[Entries from a dataset of interfaces]
####################

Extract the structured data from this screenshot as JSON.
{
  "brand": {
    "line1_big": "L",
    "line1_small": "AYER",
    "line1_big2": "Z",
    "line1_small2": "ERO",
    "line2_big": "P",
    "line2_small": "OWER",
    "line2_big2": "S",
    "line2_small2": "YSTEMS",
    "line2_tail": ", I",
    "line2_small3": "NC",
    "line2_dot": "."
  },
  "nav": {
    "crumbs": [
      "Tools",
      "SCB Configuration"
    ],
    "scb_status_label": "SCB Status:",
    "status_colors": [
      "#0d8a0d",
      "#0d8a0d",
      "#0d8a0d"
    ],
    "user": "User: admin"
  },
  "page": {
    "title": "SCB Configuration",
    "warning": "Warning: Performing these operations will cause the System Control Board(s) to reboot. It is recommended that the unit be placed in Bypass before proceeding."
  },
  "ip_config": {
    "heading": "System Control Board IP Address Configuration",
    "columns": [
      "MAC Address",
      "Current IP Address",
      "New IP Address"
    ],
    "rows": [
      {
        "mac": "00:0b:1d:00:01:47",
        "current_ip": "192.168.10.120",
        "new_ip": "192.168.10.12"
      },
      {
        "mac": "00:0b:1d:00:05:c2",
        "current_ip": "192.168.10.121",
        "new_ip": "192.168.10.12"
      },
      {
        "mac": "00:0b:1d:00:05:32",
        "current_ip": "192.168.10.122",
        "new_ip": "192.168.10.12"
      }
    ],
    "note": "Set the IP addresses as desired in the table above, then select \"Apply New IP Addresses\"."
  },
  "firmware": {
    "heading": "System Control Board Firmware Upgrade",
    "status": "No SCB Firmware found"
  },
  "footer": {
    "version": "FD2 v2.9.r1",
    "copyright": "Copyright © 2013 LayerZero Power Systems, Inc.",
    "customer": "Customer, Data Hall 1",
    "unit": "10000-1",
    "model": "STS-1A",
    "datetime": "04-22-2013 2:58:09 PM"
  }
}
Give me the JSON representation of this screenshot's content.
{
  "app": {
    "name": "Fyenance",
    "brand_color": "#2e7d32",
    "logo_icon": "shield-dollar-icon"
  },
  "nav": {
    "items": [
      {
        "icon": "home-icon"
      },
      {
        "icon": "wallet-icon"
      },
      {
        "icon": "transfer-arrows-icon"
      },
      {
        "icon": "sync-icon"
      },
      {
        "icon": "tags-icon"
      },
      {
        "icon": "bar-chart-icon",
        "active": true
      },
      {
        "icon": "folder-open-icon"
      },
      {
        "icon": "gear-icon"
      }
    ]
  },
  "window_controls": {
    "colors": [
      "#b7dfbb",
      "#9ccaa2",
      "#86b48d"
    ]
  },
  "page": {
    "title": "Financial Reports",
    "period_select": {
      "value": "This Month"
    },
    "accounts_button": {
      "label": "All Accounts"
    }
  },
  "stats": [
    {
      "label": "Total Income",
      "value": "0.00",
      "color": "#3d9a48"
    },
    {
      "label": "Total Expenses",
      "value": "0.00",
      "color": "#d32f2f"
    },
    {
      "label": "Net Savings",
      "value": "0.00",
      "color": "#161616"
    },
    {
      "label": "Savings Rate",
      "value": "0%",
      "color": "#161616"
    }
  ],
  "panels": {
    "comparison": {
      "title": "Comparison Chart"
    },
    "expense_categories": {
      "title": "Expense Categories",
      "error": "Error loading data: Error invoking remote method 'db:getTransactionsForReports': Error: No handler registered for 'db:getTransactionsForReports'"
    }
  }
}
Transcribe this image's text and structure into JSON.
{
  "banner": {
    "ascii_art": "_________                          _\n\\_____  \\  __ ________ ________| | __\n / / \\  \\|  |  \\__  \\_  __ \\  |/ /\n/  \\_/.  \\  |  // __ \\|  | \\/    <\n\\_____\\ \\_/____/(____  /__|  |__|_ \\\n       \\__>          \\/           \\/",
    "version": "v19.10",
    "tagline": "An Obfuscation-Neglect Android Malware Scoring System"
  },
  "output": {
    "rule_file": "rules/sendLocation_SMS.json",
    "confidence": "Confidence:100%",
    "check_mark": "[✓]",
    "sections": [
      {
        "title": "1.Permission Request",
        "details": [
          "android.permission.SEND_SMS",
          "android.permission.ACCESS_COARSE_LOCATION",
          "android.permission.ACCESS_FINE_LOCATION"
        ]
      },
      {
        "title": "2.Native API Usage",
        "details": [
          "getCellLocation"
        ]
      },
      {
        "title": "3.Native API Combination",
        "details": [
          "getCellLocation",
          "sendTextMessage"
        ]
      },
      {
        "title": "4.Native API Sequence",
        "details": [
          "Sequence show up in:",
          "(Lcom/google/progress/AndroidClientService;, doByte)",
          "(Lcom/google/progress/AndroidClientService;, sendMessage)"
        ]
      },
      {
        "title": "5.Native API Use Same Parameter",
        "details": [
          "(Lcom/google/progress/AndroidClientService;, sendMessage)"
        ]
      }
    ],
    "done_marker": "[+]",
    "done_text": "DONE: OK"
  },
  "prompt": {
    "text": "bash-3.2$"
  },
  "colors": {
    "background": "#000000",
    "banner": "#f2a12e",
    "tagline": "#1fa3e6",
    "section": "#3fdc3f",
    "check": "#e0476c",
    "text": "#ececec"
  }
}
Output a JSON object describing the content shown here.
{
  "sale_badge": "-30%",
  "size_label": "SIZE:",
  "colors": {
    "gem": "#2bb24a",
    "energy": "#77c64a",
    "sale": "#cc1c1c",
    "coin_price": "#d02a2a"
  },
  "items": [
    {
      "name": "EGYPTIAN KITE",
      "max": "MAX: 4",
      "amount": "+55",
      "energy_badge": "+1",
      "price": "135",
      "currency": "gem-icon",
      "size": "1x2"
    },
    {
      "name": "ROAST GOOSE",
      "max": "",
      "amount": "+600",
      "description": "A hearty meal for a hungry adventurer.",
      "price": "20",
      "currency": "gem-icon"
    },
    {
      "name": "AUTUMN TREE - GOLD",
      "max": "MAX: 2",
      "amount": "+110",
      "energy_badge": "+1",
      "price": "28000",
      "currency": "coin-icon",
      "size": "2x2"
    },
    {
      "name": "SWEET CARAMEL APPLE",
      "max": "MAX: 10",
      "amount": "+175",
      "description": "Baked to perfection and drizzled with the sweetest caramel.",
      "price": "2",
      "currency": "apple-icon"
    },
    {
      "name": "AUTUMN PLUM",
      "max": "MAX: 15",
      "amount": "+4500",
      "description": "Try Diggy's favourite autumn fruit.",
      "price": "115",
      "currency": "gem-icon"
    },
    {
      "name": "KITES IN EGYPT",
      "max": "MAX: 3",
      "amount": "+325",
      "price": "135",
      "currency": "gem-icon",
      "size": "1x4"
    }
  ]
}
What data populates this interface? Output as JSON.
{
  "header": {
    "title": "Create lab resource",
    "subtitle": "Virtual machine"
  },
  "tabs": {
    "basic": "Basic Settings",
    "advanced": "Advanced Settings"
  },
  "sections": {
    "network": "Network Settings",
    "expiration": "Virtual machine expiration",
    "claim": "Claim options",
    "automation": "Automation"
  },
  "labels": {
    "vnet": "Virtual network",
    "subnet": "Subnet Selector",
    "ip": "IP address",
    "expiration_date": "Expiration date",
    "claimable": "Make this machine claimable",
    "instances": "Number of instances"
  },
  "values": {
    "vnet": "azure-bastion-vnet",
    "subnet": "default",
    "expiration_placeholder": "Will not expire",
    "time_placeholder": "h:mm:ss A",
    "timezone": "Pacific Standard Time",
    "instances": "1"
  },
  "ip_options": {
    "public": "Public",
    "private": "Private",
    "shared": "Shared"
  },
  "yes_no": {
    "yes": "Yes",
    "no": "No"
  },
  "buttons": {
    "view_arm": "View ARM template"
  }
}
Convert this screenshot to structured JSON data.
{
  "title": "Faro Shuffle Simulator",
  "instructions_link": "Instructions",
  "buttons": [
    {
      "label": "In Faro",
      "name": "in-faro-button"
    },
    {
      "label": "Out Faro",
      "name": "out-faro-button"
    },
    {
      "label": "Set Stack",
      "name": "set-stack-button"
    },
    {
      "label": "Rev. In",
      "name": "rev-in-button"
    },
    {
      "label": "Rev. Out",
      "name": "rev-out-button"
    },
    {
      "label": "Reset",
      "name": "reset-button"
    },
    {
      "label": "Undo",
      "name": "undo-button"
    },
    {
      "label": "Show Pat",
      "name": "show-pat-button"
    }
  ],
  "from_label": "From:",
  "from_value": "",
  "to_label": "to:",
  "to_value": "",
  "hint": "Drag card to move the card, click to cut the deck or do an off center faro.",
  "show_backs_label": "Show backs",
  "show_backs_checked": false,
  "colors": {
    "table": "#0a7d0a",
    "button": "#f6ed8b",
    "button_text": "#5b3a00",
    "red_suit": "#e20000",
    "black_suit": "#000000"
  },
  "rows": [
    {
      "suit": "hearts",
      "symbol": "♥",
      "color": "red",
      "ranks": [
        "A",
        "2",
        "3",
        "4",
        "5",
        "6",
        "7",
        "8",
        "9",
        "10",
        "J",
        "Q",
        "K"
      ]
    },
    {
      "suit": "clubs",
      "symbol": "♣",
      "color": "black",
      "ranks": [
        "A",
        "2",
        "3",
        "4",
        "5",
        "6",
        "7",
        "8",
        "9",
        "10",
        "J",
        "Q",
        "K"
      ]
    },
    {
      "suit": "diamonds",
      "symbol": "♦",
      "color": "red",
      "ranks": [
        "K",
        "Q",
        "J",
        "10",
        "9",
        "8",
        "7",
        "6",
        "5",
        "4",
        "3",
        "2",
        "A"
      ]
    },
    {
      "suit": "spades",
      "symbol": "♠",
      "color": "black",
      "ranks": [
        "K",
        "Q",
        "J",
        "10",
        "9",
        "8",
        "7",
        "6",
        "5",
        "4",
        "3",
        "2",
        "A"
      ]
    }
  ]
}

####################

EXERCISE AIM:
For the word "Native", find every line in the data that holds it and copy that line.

RESPONSE BOX:
        "title": "2.Native API Usage",
        "title": "3.Native API Combination",
        "title": "4.Native API Sequence",
        "title": "5.Native API Use Same Parameter",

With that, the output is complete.